**INSTRUCTIONS FOR THE TASK**
Look through the material below. Copy each line that contains the string "Haciendo".

**ENTRIES PROVIDED**
+ + + + +

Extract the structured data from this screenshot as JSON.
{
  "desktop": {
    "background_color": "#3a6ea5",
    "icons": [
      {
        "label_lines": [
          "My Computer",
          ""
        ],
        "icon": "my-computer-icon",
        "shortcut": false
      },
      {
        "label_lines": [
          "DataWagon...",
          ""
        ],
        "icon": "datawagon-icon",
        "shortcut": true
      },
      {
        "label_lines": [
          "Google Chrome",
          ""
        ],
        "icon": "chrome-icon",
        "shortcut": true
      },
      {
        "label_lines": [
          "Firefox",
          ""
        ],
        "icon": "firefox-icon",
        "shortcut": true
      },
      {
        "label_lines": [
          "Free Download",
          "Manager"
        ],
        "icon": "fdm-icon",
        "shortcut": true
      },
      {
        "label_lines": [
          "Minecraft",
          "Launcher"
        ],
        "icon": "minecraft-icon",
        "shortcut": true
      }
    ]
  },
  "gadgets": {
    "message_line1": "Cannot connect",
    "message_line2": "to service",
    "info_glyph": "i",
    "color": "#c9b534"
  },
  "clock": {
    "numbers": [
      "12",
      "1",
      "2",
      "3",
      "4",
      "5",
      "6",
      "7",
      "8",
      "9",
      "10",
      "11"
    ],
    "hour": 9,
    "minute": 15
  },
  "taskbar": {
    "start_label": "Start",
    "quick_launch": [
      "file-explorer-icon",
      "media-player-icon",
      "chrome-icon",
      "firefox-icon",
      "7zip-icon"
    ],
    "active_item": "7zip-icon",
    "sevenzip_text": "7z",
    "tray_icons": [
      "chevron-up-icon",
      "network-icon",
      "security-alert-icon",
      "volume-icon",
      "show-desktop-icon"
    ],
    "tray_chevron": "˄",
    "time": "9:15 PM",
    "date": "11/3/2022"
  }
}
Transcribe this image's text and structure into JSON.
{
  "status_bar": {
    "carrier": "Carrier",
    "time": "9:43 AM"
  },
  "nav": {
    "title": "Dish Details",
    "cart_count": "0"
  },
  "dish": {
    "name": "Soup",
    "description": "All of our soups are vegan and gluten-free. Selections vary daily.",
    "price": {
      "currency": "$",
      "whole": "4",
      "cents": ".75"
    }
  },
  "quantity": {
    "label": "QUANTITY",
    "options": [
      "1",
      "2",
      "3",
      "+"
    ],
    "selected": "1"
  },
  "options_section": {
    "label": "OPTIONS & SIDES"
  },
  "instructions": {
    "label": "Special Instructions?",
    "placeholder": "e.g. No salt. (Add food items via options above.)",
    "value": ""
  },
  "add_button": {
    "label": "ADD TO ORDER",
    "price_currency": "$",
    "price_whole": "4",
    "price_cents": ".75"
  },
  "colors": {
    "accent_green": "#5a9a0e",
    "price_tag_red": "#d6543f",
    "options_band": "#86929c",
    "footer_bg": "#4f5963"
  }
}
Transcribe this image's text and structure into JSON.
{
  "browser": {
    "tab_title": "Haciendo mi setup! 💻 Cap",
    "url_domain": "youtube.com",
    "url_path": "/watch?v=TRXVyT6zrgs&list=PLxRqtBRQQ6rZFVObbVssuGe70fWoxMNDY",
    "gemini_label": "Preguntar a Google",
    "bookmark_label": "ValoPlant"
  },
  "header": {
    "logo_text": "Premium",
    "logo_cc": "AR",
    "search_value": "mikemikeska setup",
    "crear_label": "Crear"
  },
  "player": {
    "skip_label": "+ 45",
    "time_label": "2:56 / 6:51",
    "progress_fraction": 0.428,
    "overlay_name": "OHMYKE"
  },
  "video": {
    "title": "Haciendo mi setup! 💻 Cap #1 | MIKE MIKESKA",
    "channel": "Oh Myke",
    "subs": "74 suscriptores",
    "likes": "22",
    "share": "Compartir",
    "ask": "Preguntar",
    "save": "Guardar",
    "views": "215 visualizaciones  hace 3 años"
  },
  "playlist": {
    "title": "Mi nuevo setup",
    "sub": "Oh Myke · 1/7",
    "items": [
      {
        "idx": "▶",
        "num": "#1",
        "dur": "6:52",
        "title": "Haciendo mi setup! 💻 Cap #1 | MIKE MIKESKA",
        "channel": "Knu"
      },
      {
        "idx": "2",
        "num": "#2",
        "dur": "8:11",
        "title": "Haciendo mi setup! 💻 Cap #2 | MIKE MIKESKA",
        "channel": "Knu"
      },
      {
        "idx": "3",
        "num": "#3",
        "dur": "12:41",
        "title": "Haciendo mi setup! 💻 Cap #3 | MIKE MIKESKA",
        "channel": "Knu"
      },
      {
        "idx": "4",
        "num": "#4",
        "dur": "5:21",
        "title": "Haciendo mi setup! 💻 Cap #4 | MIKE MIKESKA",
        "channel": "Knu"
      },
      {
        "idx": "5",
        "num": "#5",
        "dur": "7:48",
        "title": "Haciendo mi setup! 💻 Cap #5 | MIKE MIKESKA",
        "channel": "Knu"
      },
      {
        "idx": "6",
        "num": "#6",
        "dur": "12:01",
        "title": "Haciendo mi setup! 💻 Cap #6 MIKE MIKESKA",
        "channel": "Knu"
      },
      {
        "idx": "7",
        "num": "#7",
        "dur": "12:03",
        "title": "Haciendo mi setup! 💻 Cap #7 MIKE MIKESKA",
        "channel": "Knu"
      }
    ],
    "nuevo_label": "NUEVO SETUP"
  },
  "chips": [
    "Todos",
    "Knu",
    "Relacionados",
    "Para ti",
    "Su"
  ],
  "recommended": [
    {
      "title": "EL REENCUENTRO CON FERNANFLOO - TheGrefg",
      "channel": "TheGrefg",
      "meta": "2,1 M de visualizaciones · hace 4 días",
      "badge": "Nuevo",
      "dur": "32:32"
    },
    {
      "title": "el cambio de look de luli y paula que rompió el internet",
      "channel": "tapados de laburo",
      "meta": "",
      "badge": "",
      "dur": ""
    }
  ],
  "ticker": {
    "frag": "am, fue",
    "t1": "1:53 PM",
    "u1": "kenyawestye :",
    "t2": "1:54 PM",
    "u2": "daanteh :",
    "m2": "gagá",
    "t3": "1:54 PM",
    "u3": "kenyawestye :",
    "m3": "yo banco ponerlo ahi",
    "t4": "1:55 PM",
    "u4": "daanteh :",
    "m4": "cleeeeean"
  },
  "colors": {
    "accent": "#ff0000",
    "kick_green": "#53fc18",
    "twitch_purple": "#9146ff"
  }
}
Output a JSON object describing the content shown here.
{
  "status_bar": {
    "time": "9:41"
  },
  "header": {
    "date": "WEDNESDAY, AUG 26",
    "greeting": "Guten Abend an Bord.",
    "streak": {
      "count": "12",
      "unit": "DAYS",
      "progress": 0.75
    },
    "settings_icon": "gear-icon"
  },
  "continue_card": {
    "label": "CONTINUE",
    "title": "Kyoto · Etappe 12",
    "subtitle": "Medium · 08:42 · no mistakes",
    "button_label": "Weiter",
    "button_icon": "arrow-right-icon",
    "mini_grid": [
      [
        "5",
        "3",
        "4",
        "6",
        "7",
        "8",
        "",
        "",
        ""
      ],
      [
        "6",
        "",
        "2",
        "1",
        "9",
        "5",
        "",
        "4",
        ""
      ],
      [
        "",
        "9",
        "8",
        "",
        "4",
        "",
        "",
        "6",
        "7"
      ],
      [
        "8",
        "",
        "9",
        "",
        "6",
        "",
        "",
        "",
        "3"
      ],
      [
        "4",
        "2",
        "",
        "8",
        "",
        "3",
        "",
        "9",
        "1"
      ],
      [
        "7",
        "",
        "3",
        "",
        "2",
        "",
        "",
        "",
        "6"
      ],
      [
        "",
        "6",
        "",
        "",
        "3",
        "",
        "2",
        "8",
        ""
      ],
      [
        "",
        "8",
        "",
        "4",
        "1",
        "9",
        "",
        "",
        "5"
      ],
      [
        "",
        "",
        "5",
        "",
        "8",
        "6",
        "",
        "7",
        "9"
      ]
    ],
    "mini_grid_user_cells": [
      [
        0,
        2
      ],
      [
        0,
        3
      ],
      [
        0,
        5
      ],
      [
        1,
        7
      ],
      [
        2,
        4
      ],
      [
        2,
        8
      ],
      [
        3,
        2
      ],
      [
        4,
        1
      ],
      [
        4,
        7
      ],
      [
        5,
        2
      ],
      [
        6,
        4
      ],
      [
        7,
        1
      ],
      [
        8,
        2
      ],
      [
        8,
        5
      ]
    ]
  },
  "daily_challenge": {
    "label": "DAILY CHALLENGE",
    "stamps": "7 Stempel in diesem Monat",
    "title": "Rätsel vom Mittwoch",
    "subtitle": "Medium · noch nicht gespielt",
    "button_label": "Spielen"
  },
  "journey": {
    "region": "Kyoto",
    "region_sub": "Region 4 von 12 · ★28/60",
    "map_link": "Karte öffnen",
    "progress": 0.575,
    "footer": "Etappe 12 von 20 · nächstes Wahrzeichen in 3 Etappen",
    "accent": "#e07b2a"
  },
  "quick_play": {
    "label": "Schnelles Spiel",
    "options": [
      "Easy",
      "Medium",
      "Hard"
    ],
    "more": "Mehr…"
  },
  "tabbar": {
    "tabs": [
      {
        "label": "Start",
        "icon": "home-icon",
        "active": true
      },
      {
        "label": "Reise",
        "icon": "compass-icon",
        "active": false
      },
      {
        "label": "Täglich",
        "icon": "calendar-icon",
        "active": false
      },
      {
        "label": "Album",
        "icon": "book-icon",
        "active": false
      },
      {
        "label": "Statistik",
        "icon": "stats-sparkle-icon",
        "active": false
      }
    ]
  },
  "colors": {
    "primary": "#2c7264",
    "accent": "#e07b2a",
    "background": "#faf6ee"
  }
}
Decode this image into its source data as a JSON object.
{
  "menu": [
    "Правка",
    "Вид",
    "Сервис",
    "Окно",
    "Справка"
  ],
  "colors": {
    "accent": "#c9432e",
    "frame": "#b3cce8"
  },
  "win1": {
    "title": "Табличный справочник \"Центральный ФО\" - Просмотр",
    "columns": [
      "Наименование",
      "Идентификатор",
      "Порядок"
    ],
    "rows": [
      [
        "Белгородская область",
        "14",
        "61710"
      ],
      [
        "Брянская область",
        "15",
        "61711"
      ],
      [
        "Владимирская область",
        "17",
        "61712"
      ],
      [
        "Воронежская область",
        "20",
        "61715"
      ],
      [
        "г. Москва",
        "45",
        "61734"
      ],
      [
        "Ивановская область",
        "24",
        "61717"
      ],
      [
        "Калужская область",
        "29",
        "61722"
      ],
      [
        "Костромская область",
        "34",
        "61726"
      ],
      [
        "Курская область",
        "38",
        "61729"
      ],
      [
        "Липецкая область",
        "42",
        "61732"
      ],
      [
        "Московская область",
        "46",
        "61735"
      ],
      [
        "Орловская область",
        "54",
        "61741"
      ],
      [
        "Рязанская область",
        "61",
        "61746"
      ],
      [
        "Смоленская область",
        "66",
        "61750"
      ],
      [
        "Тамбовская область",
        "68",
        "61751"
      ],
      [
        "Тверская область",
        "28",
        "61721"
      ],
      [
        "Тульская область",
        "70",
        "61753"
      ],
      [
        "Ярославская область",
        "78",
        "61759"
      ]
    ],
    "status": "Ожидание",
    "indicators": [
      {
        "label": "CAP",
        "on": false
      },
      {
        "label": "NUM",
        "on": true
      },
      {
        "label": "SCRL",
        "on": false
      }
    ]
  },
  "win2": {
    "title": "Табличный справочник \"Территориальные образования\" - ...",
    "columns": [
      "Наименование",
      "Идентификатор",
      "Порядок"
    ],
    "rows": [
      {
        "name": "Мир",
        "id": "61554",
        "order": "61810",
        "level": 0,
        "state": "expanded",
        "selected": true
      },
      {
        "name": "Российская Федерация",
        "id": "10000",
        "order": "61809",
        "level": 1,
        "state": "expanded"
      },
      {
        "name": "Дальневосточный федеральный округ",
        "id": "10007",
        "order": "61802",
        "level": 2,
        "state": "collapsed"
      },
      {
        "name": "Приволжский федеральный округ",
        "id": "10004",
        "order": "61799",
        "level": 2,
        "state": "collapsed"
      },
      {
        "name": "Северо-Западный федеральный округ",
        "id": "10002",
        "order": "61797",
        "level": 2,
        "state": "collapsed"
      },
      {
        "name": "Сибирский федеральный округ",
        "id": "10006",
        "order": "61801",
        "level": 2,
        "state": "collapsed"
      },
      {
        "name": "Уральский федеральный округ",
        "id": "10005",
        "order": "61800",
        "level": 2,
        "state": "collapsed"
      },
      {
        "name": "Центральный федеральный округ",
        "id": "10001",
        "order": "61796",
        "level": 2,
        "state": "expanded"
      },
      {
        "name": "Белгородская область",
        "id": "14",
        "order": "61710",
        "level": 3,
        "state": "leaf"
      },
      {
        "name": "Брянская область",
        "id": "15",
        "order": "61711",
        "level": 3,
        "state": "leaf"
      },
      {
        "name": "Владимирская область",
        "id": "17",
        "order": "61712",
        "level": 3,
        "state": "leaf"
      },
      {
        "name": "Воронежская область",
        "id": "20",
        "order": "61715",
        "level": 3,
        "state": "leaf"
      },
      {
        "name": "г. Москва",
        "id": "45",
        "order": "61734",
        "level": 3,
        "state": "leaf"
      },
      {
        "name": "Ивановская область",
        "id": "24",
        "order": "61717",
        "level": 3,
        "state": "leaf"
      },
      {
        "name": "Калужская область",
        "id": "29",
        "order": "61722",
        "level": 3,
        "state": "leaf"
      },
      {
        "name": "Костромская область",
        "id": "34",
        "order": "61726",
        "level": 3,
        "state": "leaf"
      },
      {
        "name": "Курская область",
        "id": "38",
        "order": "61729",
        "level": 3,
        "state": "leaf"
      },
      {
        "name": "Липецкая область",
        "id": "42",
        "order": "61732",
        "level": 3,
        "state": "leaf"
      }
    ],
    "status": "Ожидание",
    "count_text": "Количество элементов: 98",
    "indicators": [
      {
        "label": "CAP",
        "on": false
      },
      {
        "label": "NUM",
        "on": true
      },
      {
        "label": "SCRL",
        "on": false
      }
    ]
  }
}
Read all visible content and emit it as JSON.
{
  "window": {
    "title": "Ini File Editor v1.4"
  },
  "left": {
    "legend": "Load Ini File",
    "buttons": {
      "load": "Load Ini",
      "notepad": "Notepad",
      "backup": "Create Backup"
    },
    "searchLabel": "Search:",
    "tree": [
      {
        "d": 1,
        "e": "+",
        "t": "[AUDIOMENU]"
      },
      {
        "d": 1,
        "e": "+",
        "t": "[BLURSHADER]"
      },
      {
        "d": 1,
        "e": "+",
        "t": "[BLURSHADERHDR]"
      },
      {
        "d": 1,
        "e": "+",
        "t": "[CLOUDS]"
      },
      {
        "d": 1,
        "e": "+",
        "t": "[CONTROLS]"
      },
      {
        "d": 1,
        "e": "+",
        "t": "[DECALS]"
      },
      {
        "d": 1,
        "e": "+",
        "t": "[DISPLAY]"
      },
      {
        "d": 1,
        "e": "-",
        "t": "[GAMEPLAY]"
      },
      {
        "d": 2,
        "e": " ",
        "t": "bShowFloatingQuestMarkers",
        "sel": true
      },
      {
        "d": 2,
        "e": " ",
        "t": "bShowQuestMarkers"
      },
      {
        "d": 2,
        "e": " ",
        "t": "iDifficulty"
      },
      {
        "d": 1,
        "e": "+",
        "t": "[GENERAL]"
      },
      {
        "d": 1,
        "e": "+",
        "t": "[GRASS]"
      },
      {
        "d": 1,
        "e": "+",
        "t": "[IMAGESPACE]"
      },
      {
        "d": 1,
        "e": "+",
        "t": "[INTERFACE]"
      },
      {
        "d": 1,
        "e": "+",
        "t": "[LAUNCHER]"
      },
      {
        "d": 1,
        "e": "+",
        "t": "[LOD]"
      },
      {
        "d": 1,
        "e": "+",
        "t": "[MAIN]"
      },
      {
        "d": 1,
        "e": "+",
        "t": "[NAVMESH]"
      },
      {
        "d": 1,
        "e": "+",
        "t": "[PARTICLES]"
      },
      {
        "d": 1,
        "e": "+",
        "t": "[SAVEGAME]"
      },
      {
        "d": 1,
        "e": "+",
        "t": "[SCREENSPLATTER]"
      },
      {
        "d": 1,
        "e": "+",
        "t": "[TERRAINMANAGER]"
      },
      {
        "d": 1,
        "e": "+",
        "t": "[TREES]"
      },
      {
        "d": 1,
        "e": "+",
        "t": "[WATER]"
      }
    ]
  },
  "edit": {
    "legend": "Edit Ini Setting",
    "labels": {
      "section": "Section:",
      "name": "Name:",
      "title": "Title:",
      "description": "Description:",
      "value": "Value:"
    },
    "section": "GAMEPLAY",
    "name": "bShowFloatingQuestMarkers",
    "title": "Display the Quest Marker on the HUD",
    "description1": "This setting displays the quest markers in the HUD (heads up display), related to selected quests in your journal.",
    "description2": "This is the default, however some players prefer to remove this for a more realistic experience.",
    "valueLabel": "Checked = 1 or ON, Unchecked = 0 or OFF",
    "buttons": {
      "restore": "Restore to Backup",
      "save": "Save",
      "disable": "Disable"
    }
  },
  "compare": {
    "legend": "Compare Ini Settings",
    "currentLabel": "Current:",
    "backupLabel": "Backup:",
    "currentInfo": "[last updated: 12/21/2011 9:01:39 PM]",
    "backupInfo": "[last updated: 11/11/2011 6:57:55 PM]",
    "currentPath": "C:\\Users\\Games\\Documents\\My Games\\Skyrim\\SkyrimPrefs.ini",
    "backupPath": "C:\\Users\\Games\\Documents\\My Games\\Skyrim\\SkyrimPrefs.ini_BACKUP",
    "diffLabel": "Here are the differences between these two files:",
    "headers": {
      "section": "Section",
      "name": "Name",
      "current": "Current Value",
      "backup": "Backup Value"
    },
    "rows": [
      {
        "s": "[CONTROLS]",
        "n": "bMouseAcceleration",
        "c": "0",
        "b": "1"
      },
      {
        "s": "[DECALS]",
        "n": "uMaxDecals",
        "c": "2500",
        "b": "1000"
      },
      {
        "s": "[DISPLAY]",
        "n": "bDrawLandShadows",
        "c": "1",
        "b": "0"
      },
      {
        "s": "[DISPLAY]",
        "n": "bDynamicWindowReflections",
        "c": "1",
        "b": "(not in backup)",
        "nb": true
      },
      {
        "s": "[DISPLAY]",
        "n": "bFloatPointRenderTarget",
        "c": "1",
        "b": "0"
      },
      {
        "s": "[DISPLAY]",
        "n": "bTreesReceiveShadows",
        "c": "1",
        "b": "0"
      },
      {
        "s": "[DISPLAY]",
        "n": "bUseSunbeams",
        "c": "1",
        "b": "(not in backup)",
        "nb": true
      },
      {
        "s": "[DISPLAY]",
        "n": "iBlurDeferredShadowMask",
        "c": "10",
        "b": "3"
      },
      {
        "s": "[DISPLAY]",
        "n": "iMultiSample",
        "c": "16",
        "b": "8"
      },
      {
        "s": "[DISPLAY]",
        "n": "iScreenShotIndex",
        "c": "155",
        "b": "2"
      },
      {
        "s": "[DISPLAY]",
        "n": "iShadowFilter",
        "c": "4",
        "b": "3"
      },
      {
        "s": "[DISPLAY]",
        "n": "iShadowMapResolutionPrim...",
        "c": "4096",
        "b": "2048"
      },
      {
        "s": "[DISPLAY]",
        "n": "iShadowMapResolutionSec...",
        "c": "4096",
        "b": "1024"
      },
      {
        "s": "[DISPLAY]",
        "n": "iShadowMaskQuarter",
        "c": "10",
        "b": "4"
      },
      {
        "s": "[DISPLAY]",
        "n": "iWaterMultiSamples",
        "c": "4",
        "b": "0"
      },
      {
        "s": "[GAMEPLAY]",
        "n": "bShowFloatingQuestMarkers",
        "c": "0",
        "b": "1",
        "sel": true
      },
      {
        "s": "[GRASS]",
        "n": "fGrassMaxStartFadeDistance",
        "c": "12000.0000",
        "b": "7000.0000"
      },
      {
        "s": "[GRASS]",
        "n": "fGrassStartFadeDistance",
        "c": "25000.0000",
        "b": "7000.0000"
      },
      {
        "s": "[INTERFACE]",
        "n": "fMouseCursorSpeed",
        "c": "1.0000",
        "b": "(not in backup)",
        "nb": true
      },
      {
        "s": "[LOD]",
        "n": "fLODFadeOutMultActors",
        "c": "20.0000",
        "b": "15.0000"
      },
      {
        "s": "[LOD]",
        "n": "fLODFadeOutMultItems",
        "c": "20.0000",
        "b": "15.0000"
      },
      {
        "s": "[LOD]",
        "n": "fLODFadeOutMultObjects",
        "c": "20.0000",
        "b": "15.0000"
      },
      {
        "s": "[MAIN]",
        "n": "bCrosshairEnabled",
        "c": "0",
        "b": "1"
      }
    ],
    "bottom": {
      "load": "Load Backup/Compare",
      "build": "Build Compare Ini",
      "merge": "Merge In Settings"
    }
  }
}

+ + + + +

**COMPLETED TASK**
    "tab_title": "Haciendo mi setup! 💻 Cap",
    "title": "Haciendo mi setup! 💻 Cap #1 | MIKE MIKESKA",
        "title": "Haciendo mi setup! 💻 Cap #1 | MIKE MIKESKA",
        "title": "Haciendo mi setup! 💻 Cap #2 | MIKE MIKESKA",
        "title": "Haciendo mi setup! 💻 Cap #3 | MIKE MIKESKA",
        "title": "Haciendo mi setup! 💻 Cap #4 | MIKE MIKESKA",
        "title": "Haciendo mi setup! 💻 Cap #5 | MIKE MIKESKA",
        "title": "Haciendo mi setup! 💻 Cap #6 MIKE MIKESKA",
        "title": "Haciendo mi setup! 💻 Cap #7 MIKE MIKESKA",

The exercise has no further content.